● **Task details**: Look through the data below and show every line that includes "download".

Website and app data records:
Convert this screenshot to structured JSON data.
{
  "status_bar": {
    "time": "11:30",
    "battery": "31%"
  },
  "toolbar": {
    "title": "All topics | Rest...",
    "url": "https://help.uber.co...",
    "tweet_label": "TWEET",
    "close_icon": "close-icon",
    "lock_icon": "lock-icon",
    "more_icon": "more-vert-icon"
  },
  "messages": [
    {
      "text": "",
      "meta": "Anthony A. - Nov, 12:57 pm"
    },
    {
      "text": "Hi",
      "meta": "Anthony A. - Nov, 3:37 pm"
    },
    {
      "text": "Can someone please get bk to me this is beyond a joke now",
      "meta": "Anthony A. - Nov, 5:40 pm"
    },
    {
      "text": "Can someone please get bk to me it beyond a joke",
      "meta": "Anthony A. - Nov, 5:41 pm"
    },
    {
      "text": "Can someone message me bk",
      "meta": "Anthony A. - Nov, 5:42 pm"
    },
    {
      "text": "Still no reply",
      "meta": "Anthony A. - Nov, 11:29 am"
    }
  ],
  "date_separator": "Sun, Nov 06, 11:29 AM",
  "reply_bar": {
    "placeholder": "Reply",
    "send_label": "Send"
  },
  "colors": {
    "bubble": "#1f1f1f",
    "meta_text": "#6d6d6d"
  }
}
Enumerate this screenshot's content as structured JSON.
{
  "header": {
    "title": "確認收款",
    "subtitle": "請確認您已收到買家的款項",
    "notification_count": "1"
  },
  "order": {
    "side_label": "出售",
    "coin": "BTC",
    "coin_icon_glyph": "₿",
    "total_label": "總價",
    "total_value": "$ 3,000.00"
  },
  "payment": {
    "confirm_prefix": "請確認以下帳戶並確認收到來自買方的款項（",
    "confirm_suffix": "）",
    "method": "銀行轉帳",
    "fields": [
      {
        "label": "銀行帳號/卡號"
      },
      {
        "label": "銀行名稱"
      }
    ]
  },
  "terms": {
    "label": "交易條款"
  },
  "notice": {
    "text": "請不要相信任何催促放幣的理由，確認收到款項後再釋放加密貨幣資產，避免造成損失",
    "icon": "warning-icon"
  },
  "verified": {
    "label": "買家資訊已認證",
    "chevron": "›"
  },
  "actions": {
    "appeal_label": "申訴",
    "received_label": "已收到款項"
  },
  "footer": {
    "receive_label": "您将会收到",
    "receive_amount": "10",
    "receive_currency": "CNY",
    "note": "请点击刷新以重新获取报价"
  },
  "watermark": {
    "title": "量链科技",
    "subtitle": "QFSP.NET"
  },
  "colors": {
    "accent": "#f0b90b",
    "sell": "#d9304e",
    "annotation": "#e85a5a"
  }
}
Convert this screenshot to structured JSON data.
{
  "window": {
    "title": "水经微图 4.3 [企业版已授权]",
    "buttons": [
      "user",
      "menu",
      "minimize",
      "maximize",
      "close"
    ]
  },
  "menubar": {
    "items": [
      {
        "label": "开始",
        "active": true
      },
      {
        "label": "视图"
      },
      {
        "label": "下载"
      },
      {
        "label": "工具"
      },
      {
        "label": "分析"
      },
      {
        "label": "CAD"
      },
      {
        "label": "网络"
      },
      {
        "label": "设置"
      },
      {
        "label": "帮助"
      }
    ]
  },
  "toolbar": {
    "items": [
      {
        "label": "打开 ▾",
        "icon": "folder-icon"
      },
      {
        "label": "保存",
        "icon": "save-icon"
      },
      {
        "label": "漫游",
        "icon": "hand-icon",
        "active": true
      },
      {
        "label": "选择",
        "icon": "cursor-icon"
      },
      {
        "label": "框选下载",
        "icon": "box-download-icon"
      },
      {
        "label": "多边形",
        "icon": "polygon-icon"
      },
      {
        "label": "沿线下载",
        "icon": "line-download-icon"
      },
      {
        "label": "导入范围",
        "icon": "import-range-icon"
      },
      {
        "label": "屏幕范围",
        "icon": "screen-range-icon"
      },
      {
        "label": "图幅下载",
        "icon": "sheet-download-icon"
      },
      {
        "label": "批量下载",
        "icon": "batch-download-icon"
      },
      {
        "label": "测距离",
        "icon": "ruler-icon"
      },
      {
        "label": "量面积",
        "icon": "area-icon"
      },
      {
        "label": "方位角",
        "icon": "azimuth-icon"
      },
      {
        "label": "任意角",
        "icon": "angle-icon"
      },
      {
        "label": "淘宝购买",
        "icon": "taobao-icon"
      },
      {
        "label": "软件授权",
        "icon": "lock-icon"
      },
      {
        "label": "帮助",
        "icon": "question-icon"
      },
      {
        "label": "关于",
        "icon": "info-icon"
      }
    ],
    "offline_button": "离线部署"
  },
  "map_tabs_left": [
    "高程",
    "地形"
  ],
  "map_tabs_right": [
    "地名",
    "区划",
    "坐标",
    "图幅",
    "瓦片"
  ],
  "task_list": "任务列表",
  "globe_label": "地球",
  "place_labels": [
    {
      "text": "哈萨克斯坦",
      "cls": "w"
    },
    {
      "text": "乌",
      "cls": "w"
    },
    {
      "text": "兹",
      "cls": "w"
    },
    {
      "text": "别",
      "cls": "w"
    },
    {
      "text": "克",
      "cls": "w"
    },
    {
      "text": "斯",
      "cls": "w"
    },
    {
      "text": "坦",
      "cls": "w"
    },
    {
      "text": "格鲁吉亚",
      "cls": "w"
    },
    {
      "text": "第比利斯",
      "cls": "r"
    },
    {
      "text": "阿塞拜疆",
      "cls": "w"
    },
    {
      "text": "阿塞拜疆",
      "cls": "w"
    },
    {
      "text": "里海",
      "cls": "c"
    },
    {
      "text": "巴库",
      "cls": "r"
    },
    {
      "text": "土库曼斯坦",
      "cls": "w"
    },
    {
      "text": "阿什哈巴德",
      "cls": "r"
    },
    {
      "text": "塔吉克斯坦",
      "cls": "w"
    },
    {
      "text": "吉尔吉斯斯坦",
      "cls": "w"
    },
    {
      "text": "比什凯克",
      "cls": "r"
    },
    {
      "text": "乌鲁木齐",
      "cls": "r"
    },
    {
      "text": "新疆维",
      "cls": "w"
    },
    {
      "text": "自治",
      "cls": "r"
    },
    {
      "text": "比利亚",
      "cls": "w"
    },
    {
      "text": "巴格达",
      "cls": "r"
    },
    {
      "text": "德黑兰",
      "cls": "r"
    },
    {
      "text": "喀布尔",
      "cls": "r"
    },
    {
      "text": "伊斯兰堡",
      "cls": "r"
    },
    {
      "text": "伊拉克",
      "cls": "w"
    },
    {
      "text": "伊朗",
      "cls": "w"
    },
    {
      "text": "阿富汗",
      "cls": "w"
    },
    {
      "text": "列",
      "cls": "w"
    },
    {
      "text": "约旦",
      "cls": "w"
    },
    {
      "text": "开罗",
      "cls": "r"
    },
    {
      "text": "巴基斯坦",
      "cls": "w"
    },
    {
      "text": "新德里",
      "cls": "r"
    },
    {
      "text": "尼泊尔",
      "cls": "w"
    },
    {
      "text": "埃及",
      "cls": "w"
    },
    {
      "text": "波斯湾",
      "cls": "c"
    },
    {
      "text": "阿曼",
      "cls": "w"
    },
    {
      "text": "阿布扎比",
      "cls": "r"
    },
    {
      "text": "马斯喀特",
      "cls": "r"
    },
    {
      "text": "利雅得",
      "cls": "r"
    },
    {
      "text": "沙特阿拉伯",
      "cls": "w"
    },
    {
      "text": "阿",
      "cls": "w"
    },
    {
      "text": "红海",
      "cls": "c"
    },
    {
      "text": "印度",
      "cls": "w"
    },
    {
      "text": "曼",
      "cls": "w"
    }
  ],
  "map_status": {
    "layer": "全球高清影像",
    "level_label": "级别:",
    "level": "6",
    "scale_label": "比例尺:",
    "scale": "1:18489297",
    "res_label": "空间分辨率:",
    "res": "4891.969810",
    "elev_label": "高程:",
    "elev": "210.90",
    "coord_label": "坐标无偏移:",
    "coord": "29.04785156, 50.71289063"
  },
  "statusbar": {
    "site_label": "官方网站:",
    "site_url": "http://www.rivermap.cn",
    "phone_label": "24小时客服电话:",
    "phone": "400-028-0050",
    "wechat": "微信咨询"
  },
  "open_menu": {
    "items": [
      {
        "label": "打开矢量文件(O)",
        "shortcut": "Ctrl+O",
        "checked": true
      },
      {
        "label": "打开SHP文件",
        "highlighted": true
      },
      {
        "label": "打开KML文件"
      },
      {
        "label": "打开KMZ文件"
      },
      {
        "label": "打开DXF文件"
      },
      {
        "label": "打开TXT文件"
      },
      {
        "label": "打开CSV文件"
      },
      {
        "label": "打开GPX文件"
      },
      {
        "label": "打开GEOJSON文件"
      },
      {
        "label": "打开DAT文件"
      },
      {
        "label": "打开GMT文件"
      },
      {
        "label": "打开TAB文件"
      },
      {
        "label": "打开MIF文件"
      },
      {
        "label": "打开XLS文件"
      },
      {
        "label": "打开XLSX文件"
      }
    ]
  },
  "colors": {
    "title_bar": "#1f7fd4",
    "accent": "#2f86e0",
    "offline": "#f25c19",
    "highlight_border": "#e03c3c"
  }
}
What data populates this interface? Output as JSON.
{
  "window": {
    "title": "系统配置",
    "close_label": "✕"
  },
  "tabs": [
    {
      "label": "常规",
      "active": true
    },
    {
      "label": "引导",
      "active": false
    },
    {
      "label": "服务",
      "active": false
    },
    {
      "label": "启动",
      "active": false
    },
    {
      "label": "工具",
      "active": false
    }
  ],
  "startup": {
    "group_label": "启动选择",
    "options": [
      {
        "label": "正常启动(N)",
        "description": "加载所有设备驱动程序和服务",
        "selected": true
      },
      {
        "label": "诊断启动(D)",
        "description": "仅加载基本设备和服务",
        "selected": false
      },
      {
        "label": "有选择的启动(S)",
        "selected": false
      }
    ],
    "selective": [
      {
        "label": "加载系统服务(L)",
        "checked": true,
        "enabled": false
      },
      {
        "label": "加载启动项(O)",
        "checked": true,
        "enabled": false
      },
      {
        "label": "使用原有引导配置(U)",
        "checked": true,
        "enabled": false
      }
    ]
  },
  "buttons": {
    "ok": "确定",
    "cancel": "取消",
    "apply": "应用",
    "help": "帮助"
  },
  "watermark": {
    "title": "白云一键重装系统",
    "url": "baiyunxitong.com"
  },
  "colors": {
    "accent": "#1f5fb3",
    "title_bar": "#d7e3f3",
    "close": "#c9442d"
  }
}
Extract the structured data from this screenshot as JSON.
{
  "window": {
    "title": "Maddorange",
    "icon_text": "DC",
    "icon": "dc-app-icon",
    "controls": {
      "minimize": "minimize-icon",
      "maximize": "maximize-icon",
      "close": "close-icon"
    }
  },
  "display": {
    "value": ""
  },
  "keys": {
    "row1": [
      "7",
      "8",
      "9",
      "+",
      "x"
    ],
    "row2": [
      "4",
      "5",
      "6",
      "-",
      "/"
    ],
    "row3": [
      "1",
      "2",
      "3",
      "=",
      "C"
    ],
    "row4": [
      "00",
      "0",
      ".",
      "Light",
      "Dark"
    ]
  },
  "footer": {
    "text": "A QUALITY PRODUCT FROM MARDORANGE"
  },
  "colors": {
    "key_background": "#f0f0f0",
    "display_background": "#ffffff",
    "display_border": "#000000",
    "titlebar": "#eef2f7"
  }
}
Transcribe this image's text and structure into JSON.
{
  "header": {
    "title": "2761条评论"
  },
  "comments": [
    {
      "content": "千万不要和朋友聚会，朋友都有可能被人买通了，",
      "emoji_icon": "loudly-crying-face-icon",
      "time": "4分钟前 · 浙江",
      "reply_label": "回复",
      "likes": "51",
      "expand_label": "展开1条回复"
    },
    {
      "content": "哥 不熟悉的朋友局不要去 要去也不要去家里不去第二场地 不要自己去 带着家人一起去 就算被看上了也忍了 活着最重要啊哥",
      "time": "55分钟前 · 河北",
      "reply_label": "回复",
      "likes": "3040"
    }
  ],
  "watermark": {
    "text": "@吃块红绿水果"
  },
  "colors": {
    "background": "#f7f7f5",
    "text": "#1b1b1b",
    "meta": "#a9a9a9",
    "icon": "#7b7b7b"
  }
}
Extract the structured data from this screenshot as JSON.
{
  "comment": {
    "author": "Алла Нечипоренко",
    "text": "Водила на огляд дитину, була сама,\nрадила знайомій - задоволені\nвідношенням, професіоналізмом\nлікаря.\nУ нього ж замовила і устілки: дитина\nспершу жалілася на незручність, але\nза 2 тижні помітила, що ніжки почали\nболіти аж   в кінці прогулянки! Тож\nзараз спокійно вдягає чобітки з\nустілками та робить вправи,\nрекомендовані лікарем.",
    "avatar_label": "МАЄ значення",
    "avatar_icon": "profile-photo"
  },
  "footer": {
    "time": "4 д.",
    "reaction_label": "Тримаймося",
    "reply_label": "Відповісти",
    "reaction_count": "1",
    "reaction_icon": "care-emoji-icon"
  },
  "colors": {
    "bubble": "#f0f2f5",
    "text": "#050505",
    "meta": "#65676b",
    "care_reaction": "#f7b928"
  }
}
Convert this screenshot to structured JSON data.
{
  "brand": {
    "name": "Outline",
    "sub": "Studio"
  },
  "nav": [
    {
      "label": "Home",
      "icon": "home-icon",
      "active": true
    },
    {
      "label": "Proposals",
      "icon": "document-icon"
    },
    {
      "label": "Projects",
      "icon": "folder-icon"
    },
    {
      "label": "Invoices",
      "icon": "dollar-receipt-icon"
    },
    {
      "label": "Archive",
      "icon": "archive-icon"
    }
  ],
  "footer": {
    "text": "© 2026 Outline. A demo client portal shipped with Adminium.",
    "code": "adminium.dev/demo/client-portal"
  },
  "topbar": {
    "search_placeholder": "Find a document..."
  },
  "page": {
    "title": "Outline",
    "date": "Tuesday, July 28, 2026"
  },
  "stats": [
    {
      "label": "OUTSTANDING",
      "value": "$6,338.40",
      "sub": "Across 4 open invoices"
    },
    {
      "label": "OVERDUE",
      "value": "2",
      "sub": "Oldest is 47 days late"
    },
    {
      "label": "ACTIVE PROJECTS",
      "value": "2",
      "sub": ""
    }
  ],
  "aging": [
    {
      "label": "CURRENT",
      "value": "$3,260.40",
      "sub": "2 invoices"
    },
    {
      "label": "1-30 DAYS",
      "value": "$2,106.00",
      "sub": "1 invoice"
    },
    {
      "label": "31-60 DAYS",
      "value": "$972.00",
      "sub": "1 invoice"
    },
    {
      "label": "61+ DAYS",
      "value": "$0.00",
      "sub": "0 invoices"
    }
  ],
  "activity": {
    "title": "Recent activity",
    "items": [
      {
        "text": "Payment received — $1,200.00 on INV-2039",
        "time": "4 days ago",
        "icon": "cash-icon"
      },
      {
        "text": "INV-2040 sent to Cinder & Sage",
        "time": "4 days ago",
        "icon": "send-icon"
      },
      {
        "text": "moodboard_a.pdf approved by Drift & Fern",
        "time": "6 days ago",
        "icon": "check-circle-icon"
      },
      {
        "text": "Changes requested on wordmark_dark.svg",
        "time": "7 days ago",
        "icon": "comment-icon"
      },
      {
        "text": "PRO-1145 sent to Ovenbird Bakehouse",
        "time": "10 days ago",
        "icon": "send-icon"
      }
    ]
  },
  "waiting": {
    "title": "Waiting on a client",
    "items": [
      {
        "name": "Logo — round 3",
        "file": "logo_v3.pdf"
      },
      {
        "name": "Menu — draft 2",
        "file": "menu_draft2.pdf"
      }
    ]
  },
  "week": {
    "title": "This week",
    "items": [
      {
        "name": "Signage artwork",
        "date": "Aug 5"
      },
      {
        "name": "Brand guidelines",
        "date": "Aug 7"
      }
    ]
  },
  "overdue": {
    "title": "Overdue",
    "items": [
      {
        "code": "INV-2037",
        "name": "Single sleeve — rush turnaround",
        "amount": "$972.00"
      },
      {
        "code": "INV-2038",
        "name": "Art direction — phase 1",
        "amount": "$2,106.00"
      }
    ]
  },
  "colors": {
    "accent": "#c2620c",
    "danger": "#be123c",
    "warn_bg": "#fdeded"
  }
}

● **Answer below**:
        "icon": "box-download-icon"
        "icon": "line-download-icon"
        "icon": "sheet-download-icon"
        "icon": "batch-download-icon"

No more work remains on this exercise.